Task statement - The listing should be returned in its entirety, exactly as given.

Records provided START

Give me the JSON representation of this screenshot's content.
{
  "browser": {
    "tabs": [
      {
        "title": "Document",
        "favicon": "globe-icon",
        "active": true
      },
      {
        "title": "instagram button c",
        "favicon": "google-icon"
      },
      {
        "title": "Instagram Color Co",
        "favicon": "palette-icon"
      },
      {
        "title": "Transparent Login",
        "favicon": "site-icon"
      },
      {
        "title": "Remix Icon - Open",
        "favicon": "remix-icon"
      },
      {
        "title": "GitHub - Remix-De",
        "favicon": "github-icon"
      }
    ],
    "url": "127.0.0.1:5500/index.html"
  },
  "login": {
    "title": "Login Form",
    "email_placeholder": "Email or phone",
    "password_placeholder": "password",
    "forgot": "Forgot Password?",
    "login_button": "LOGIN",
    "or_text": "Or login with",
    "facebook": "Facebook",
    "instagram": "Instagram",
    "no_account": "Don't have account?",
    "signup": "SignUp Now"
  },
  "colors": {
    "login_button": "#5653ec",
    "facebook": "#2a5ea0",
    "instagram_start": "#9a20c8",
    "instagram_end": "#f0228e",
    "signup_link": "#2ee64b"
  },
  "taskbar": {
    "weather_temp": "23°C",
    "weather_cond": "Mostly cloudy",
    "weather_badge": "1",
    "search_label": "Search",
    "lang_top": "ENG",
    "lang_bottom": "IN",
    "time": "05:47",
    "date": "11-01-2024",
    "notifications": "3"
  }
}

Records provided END

Written answer -
Give me the JSON representation of this screenshot's content.
{
  "browser": {
    "tabs": [
      {
        "title": "Document",
        "favicon": "globe-icon",
        "active": true
      },
      {
        "title": "instagram button c",
        "favicon": "google-icon"
      },
      {
        "title": "Instagram Color Co",
        "favicon": "palette-icon"
      },
      {
        "title": "Transparent Login",
        "favicon": "site-icon"
      },
      {
        "title": "Remix Icon - Open",
        "favicon": "remix-icon"
      },
      {
        "title": "GitHub - Remix-De",
        "favicon": "github-icon"
      }
    ],
    "url": "127.0.0.1:5500/index.html"
  },
  "login": {
    "title": "Login Form",
    "email_placeholder": "Email or phone",
    "password_placeholder": "password",
    "forgot": "Forgot Password?",
    "login_button": "LOGIN",
    "or_text": "Or login with",
    "facebook": "Facebook",
    "instagram": "Instagram",
    "no_account": "Don't have account?",
    "signup": "SignUp Now"
  },
  "colors": {
    "login_button": "#5653ec",
    "facebook": "#2a5ea0",
    "instagram_start": "#9a20c8",
    "instagram_end": "#f0228e",
    "signup_link": "#2ee64b"
  },
  "taskbar": {
    "weather_temp": "23°C",
    "weather_cond": "Mostly cloudy",
    "weather_badge": "1",
    "search_label": "Search",
    "lang_top": "ENG",
    "lang_bottom": "IN",
    "time": "05:47",
    "date": "11-01-2024",
    "notifications": "3"
  }
}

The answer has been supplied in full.